### Exercise description
Wherever a line in the material contains the word "content", copy that line.

### Records for the exercise
• • • • •

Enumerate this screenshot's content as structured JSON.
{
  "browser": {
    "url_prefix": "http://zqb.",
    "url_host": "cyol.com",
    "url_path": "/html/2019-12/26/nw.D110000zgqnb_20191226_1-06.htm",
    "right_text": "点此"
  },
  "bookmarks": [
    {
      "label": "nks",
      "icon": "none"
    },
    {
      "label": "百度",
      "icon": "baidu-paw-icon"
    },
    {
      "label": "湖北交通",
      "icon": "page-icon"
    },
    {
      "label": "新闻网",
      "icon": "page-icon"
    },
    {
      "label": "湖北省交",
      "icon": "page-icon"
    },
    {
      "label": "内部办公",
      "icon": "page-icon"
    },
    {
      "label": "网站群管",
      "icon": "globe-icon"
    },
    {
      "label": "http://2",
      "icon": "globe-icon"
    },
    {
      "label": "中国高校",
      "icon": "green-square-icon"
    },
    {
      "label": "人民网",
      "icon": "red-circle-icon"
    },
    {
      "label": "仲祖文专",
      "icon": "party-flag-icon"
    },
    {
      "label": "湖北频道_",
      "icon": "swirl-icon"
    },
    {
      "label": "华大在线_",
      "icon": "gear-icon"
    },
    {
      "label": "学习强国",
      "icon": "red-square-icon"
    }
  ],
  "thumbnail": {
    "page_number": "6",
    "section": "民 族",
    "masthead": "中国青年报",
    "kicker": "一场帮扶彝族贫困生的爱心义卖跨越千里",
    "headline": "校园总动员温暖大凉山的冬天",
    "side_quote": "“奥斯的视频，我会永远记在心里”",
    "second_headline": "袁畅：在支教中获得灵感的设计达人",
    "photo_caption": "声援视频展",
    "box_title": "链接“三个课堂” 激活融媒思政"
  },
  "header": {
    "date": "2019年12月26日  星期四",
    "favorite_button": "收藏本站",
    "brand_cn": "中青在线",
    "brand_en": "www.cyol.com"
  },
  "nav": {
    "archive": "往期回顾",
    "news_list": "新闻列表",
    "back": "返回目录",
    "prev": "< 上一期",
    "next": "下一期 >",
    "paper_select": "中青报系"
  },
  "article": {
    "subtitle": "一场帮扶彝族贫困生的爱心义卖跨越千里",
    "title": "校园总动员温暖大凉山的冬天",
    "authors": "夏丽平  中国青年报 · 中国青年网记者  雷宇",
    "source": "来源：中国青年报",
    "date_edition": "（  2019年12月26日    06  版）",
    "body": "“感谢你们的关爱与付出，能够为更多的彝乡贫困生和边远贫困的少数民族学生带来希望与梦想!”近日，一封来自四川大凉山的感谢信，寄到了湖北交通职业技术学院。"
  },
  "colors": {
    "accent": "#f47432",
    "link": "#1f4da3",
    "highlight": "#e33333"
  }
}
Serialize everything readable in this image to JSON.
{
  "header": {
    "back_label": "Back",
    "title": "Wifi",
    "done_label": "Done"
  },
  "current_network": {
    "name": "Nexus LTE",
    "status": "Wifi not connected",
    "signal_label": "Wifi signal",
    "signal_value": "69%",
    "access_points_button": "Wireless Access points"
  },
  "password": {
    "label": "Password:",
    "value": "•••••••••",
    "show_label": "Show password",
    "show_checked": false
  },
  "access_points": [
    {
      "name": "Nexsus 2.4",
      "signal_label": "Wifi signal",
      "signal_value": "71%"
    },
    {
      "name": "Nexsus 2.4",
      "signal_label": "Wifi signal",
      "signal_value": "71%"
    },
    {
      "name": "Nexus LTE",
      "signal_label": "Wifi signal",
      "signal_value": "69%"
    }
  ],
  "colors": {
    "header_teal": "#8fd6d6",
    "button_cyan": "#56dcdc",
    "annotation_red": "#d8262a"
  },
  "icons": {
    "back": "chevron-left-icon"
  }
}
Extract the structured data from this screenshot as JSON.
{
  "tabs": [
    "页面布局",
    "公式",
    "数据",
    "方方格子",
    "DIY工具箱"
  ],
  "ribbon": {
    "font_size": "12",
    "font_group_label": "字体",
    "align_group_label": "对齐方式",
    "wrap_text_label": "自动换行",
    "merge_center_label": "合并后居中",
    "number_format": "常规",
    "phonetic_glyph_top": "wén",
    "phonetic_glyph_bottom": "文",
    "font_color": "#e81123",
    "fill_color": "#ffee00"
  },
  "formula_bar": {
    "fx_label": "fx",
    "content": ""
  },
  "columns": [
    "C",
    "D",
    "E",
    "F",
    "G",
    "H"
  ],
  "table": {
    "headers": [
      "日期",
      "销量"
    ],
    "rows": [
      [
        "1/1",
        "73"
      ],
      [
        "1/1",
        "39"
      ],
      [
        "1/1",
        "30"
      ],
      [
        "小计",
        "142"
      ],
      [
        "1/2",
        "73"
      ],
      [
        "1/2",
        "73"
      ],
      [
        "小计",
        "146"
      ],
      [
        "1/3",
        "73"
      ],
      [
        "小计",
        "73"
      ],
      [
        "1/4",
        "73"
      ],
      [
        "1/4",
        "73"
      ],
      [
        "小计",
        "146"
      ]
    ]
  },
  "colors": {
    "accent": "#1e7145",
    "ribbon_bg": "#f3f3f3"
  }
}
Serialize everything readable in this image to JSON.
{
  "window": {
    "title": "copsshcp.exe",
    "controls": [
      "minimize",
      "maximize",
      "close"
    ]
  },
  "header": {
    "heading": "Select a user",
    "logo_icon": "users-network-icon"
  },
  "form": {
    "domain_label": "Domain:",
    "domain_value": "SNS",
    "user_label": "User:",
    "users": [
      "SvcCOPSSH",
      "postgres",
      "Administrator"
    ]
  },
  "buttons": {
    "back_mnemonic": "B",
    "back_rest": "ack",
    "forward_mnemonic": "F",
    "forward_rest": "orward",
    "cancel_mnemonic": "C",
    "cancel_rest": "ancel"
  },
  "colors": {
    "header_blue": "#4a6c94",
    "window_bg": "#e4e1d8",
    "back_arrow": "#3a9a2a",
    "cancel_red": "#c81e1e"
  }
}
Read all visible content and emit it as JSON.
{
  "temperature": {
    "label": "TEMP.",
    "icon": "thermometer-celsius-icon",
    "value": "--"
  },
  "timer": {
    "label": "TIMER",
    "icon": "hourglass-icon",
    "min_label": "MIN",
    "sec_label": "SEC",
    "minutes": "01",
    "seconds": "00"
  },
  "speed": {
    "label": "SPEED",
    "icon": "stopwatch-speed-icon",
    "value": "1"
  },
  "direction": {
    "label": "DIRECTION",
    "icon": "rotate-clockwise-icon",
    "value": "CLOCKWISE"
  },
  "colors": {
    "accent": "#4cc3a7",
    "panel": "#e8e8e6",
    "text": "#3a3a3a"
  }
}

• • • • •

### Task solution
Enumerate this screenshot's content as structured JSON.
    "content": ""
Read all visible content and emit it as JSON.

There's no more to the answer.